"We had to be really tenacious in getting our message across of who he was," says Martinez, currently managing Colombian singer/songwriter Juanes. "Julio's enemies would say, 'Well, Julio doesn't sing, so what does his son know about singing?' And the friends would say, 'Oh, he's riding on his father's coattails.' And those were the friends! That's why Enrique did his first album on his own, without his father knowing. And when we shopped it around, we didn't use his last name. Some people even thought it belonged to a new Central American singer."
What does he make of rising talents such as Alejandro Montaner and Jordi?

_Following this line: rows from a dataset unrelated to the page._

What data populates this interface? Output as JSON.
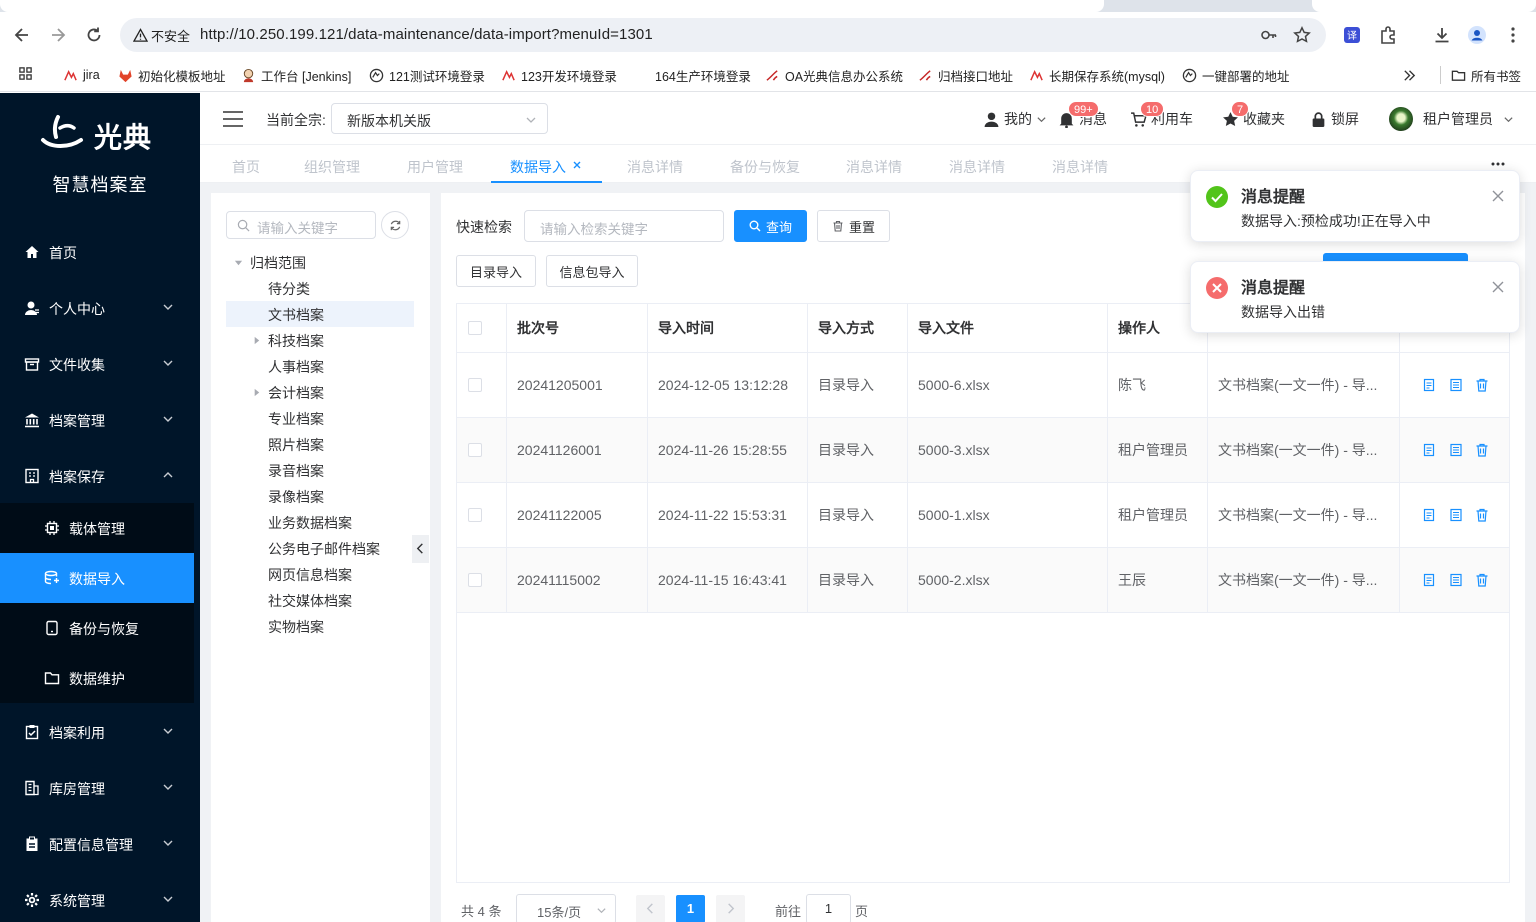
{
  "browser": {
    "insecure_label": "不安全",
    "url": "http://10.250.199.121/data-maintenance/data-import?menuId=1301",
    "bookmarks": [
      {
        "label": "jira"
      },
      {
        "label": "初始化模板地址"
      },
      {
        "label": "工作台 [Jenkins]"
      },
      {
        "label": "121测试环境登录"
      },
      {
        "label": "123开发环境登录"
      },
      {
        "label": "164生产环境登录"
      },
      {
        "label": "OA光典信息办公系统"
      },
      {
        "label": "归档接口地址"
      },
      {
        "label": "长期保存系统(mysql)"
      },
      {
        "label": "一键部署的地址"
      }
    ],
    "all_bookmarks": "所有书签"
  },
  "sidebar": {
    "logo_text": "光典",
    "subtitle": "智慧档案室",
    "items": [
      {
        "label": "首页",
        "icon": "home-icon"
      },
      {
        "label": "个人中心",
        "icon": "user-icon"
      },
      {
        "label": "文件收集",
        "icon": "box-icon"
      },
      {
        "label": "档案管理",
        "icon": "bank-icon"
      },
      {
        "label": "档案保存",
        "icon": "building-icon"
      },
      {
        "label": "档案利用",
        "icon": "clipboard-check-icon"
      },
      {
        "label": "库房管理",
        "icon": "warehouse-icon"
      },
      {
        "label": "配置信息管理",
        "icon": "clipboard-icon"
      },
      {
        "label": "系统管理",
        "icon": "gear-icon"
      }
    ],
    "submenu": [
      {
        "label": "载体管理",
        "icon": "chip-icon"
      },
      {
        "label": "数据导入",
        "icon": "database-icon"
      },
      {
        "label": "备份与恢复",
        "icon": "device-icon"
      },
      {
        "label": "数据维护",
        "icon": "folder-icon"
      }
    ]
  },
  "header": {
    "section_label": "当前全宗:",
    "section_value": "新版本机关版",
    "mine": "我的",
    "messages": "消息",
    "messages_badge": "99+",
    "cart": "利用车",
    "cart_badge": "10",
    "favorites": "收藏夹",
    "favorites_badge": "7",
    "lock": "锁屏",
    "user": "租户管理员"
  },
  "tabs": [
    "首页",
    "组织管理",
    "用户管理",
    "数据导入",
    "消息详情",
    "备份与恢复",
    "消息详情",
    "消息详情",
    "消息详情"
  ],
  "tree": {
    "placeholder": "请输入关键字",
    "root": "归档范围",
    "nodes": [
      "待分类",
      "文书档案",
      "科技档案",
      "人事档案",
      "会计档案",
      "专业档案",
      "照片档案",
      "录音档案",
      "录像档案",
      "业务数据档案",
      "公务电子邮件档案",
      "网页信息档案",
      "社交媒体档案",
      "实物档案"
    ]
  },
  "search": {
    "label": "快速检索",
    "placeholder": "请输入检索关键字",
    "query_btn": "查询",
    "reset_btn": "重置",
    "catalog_import": "目录导入",
    "package_import": "信息包导入"
  },
  "table": {
    "headers": [
      "批次号",
      "导入时间",
      "导入方式",
      "导入文件",
      "操作人"
    ],
    "rows": [
      {
        "batch": "20241205001",
        "time": "2024-12-05 13:12:28",
        "method": "目录导入",
        "file": "5000-6.xlsx",
        "operator": "陈飞",
        "target": "文书档案(一文一件) - 导..."
      },
      {
        "batch": "20241126001",
        "time": "2024-11-26 15:28:55",
        "method": "目录导入",
        "file": "5000-3.xlsx",
        "operator": "租户管理员",
        "target": "文书档案(一文一件) - 导..."
      },
      {
        "batch": "20241122005",
        "time": "2024-11-22 15:53:31",
        "method": "目录导入",
        "file": "5000-1.xlsx",
        "operator": "租户管理员",
        "target": "文书档案(一文一件) - 导..."
      },
      {
        "batch": "20241115002",
        "time": "2024-11-15 16:43:41",
        "method": "目录导入",
        "file": "5000-2.xlsx",
        "operator": "王辰",
        "target": "文书档案(一文一件) - 导..."
      }
    ]
  },
  "pagination": {
    "total": "共 4 条",
    "page_size": "15条/页",
    "current": "1",
    "goto_label": "前往",
    "goto_value": "1",
    "unit": "页"
  },
  "notifications": [
    {
      "type": "success",
      "title": "消息提醒",
      "message": "数据导入:预检成功!正在导入中"
    },
    {
      "type": "error",
      "title": "消息提醒",
      "message": "数据导入出错"
    }
  ],
  "colors": {
    "primary": "#1890ff",
    "sidebar": "#001529",
    "success": "#52c41a",
    "danger": "#f56c6c"
  }
}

"In the short run there will be some positive publicity created by the name," says Martinez. "But in the long run the artist will have to prove that he's not a marketing product. Radio, the public, the media, will be curious, then something will have to come through to demonstrate he's worthy of the name, of having a career, and of people going out there to buy his album."